The bleak presidential portrait painted by the media keeps getting darker:
Donald Trump is spinning out of control, calling the Mueller probe unconstitutional, claiming he can pardon himself, embracing a lawyer who says he could shoot Jim Comey and not be indicted. He is slapping tariffs on allies and launching a global trade war. He couldn't welcome the Super Bowl champs to the White House without being divisive. He is at war with a porn star. He is accusing the press of a disinformation campaign. He insulted Canada without even knowing the details of the War of 1812.
And Time's cover portrays him as a lordly king, besotted by "visions of absolute power."
So how is it that Trump’s approval rating has bounced back to 45 percent in the new Fox News poll, and 44 percent in the Wall Street Journal/NBC poll?
While that's not a fabulous number, it's roughly where Barack Obama was for several years, and hardly the statistic you'd expect from someone on the verge of political oblivion.
One obvious answer is the economy, stupid. We are at 3.8 percent unemployment, matching the lowest number in decades. And more than half in the Fox poll approve of Trump's handling of the economy.
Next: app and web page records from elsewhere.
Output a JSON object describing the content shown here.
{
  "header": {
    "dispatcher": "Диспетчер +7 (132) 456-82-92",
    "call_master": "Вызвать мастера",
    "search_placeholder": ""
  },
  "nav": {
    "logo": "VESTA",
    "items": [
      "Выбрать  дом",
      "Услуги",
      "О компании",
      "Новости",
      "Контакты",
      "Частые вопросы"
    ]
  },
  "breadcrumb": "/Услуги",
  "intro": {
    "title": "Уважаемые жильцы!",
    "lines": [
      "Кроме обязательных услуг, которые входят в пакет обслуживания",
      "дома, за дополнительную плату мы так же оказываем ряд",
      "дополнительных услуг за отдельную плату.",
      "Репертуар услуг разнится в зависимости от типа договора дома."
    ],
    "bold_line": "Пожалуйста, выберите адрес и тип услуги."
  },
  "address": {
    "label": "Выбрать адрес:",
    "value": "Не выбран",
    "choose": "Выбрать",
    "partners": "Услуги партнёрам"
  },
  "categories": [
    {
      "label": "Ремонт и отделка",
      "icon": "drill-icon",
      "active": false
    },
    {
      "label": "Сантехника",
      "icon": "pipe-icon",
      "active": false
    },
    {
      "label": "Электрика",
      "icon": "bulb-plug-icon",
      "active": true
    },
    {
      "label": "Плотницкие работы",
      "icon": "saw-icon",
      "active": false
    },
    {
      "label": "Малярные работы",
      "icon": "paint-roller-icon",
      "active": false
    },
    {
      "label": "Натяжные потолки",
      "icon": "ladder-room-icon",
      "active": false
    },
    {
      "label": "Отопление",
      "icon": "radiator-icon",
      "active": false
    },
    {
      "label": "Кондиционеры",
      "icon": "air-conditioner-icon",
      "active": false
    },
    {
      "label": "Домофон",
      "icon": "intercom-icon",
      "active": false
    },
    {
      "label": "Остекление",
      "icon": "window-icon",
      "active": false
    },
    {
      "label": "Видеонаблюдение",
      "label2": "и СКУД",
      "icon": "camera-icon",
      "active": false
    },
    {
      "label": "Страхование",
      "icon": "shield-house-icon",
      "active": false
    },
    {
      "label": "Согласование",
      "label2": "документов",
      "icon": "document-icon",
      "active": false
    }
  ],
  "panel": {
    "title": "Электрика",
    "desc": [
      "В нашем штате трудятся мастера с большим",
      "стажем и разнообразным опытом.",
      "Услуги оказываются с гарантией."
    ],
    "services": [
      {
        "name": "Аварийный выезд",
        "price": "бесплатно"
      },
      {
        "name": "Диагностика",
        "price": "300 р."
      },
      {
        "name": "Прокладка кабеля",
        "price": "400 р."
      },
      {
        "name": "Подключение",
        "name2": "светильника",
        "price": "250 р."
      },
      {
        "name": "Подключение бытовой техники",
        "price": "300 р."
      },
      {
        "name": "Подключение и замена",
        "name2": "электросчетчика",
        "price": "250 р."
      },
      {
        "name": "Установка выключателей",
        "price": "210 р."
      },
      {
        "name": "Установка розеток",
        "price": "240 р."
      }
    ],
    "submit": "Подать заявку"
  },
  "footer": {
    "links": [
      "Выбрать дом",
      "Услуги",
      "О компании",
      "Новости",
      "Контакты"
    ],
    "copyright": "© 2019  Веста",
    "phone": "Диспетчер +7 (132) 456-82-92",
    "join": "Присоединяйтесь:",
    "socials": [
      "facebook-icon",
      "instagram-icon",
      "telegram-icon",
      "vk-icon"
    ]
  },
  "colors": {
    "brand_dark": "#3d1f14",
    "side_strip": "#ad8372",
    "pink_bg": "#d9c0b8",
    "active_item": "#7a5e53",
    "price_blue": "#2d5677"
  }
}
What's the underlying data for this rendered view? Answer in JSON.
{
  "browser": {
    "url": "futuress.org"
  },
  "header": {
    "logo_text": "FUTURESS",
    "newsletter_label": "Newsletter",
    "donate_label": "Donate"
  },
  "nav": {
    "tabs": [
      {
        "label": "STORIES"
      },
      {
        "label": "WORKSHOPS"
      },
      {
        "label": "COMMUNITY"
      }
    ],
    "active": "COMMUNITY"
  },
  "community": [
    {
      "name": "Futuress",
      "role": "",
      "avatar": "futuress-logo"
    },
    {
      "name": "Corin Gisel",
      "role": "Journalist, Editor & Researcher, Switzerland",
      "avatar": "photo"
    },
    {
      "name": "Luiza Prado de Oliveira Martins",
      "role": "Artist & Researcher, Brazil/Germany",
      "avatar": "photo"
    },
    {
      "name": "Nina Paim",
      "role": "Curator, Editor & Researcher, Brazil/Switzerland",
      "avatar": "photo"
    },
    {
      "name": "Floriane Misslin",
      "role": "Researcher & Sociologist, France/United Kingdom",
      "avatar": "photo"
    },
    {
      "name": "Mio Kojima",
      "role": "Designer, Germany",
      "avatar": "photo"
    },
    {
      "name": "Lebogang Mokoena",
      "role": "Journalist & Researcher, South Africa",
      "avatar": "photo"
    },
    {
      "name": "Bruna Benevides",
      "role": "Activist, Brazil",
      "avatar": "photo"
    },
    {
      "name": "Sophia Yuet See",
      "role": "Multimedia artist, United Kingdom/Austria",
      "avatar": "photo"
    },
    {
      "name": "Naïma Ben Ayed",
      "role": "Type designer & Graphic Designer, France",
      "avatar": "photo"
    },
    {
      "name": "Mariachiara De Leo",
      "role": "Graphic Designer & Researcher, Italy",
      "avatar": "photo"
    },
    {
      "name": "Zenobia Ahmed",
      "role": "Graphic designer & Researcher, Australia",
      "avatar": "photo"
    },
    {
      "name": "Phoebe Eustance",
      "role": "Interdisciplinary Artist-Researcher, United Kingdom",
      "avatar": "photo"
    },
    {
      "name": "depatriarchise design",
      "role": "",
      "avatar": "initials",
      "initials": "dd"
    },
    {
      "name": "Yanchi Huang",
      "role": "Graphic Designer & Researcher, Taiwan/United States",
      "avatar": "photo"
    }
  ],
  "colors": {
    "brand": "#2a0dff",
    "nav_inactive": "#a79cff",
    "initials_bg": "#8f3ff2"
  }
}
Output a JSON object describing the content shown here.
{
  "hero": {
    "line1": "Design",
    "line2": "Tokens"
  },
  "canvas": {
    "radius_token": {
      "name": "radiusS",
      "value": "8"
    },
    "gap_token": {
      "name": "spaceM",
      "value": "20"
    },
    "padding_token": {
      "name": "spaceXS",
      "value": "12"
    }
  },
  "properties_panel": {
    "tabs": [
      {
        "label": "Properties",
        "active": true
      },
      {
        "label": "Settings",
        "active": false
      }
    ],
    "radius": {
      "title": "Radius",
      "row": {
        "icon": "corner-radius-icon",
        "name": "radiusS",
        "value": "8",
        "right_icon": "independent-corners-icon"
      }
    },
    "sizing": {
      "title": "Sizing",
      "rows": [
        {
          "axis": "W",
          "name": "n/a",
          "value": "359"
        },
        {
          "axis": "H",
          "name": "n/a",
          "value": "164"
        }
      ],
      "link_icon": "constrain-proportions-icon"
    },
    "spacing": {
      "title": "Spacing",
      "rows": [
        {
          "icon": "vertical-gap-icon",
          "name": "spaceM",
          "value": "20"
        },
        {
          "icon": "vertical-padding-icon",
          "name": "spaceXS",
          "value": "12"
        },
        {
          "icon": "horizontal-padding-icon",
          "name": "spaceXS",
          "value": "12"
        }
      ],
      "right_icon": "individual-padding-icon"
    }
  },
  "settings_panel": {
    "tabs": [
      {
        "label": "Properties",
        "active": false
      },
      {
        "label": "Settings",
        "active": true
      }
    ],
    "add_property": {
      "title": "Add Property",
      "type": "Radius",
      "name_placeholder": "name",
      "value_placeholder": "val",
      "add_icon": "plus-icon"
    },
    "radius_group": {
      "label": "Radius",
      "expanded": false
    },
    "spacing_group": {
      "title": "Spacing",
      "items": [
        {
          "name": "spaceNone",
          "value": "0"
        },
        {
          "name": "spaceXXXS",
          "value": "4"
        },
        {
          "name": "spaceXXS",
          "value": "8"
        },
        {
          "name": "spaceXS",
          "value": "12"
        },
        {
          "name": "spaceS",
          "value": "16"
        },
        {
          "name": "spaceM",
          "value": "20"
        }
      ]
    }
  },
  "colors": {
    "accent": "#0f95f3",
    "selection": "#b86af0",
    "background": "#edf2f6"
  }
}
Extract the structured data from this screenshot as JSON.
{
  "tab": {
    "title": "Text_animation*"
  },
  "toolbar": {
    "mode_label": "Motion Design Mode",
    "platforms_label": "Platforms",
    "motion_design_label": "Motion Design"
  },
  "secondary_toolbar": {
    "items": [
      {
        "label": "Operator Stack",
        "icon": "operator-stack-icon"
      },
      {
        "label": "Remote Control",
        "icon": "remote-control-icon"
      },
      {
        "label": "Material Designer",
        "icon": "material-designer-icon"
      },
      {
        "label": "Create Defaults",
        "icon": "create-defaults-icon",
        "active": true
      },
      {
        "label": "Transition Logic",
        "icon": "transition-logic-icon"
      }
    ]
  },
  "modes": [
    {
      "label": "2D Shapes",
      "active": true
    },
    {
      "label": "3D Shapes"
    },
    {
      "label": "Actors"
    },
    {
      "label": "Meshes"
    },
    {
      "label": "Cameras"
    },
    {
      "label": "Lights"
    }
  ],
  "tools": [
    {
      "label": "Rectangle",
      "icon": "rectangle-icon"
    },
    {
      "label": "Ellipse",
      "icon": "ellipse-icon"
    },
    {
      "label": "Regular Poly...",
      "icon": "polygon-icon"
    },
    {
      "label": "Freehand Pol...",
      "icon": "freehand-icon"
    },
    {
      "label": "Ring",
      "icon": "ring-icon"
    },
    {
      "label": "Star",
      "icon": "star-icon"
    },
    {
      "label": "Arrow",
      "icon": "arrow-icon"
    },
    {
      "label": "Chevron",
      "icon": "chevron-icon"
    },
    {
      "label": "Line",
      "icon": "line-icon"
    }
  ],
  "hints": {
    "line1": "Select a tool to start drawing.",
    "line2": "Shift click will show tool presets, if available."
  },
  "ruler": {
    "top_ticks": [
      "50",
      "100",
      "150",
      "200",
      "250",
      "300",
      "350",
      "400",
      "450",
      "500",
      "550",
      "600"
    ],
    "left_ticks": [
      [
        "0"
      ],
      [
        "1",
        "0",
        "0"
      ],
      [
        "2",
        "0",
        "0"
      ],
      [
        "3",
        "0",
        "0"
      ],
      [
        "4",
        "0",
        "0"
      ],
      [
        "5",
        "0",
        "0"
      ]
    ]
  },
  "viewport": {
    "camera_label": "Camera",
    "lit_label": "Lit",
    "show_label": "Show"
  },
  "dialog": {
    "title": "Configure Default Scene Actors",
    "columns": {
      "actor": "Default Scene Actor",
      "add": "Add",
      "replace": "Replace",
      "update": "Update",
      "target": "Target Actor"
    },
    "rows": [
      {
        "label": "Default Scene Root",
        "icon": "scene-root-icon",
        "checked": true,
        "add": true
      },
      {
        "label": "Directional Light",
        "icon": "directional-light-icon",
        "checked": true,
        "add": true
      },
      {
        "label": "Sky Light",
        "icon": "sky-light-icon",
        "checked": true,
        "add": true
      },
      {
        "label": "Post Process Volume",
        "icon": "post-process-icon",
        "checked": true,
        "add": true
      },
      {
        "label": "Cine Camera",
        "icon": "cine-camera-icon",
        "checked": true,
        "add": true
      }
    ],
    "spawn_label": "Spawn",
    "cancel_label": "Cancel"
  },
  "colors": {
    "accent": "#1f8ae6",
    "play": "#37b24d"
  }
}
But it goes deeper than that. Much of the public simply isn't breathlessly following all the scandal stuff and controversies and flap-of-the-day flareups the way the press corps is. Many voters shrug off his provocations and exaggerations because they think he is delivering for them on kitchen-table issues and like his economic warfare against China. Trump has also consolidated his Republican support to a remarkable degree; except for some contrarian lawmakers and conservative pundits, he is the GOP.
After more than 16 months in office, despite the media's hair-on-fire approach, the country is growing more accustomed to his reality-show style. Things that once would have been explosive—he dictated the denial involving the Trump Tower meeting after his aides denied it!—now barely last a news cycle. He has changed the game.
As Rich Lowry puts it in Politico, "Trump seems a little less exotic…His zaniness isn't as strange or threatening as it seemed at the outset. Trump's tweets have gone from unprecedented use and abuse of the bully pulpit to something like the wallpaper of our national political debate."
Now the Journal/NBC poll does contain some warning signs. By a 25-point margin, voters say they're more likely to back congressional candidates who serve as a check on Trump. Fifty percent of those surveyed saying they want a Democratic-controlled Congress, with 40 percent wanting the GOP to remain in charge.
But I'm always wary of such national figures when these are ultimately local races, and only competitive in some districts. The pundits who once saw a blue tsunami coming are now not so sure that Trump will cost the Republicans the House.
And with the president heading this weekend to Singapore, liberal New York Times columnist Nick Kristof says this:
"Sadly, Democrats in Congress are responding in a quite Trumpian way: They seem more concerned with undermining him than supporting a peace process with North Korea ...
"Trump's newfound pragmatism is infinitely preferable to the threat of nuclear war that used to hang over all of us, so it's mystifying to see Democrats carping about any possible North Korea deal."
Kristof, who previously criticized "smug liberals" like himself for knee-jerk opposition to everything Trump does, has a point.
It's not that the president, who has been busy lowering expectations for the Kim meeting, is going to instantly strike a deal.
But he no longer appears the warmonger that critics say is recklessly taking the country to nuclear war.
None of this means that Trump's polls can't slide if he makes mistakes or the Russia probe takes a menacing turn. But there is a yawning gap between his actual support and the media's portrayal of an embattled and unpopular president.